Aurora, cover

What Planets Have Aurora?

For any planet to have any kind of aurora, it must possess three necessary elements that we’ve determined. It must revolve around a star, it must have an atmosphere and a magnetic field. 4 known planets(including Earth) have these aspects to form an aurora.

Why do auroras occur?

Three things are necessary for an aurora to occur: A star, an atmosphere, and a magnetic field

What happens is the Sun spits out charged particles towards all around the Solar System. These particles reach Earth.

When they come near Earth, the magnetic field around us change the direction of the particles, moving them towards the North.
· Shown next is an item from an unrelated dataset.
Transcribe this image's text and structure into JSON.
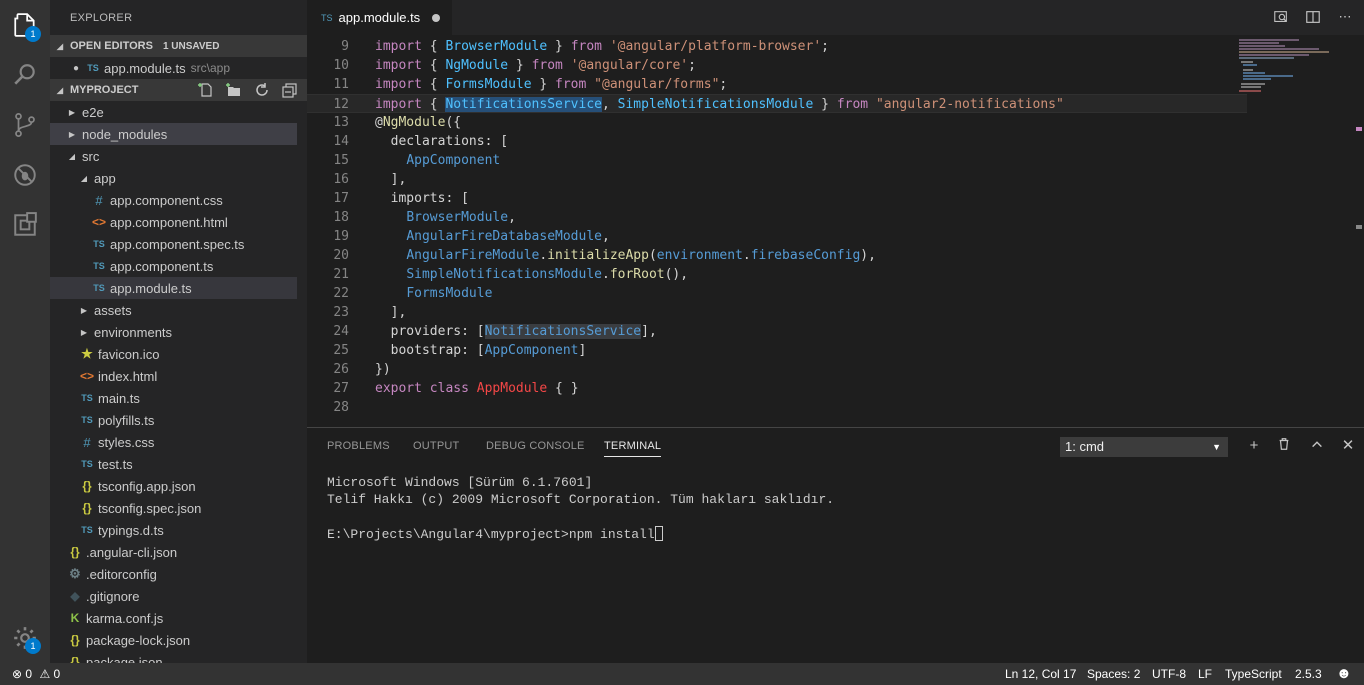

Charged particles enter the atmosphere, and they interact with molecules in our atmosphere, which are mostly nitrogen(78%) and oxygen(21%). Atoms release photons due to the energy received from the charged particles. The result is an incredibly beautiful aurora, or in other words, Northern Lights. 

All Color Aurora
Aurora Spectrum

Aurora with colors of excited Oxygen and Nitrogen

Planets That Have Aurora

For any planet to have any kind of aurora, it must possess three necessary elements that we’ve determined. It must revolve around a star, it must have an atmosphere and a magnetic field. 

Four planets in our Solar System have these aspects and observed auroras in their atmospheres. Keep in mind there may be other planets with auroras in our Solar System that we haven’t detected.

Saturn, Composite Image, NASA

Saturn's Aurora

We are lucky enough to see gorgeous images of Saturn’s aurora provided by the Hubble Space Telescope. But keep in mind that the color of the aurora on Saturn is mostly purple-red. This is due to high levels of Hydrogen on Saturn’s atmosphere.

The aurora on Saturn is really similar to aurora on Earth. Both on Earth and Saturn aurora lights occur on the poles and are created by charged particles coming in from outer space.

Of course, aurora on Saturn is much more intense due to its incredibly strong magnetic field.

Jupiter's Aurora

Jupiter, Composite Image, NASA

Jupiter's Aurora

Jupiter has the most powerful aurora in the Solar System.

Since Jupiter’s magnetic field is 30x stronger than Earth’s, scientists naturally guessed that the aurora on Jupiter was caused by its magnetic field. But this is not the case.

Scientists at NASA didn’t see what they expected in Juno’s fly-by across Jupiter. The powerful magnetic lines of Jupiter didn’t align with its aurora as predicted. So the cause must be something else. Although new guesses such as “turbulent acceleration process” exist, we still don’t know the real cause of auroras on Jupiter.


Uranus, NASA

Uranus' Aurora

Auroras on Uranus were detected in 2011 with the Hubble Space Telescope. They are definitely not as powerful as auroras on Jupiter and Saturn

Little is known about the aurora lights on Uranus. But we know that they rotate with the planet, and are created by the waves of charged particles from the Sun.

Mars' Aurora, NASA

Mars’ Aurora, UV Image, NASA

Mars, NASA

Mars, NASA

Mars' Aurora

Mars has the most interesting aurora occurrence in our Solar System. 

Mars is still losing water to space when it gets closer to the Sun. High-levels of energy received at “summer” times on Mars cause the water vapour to rise in the atmosphere. The H2O molecules get broken up to Hydrogen and Oxygen, forming what is called the Hydrogen Corona layer in the atmosphere.

Charged Hydrogen storms sprayed towards Mars interact with the Hydrogen Corona layer and emit UV-light, thus the aurora.

Although it can’t be seen with the human eye, with a simple UV-light observation device, the aurora can easily be detected.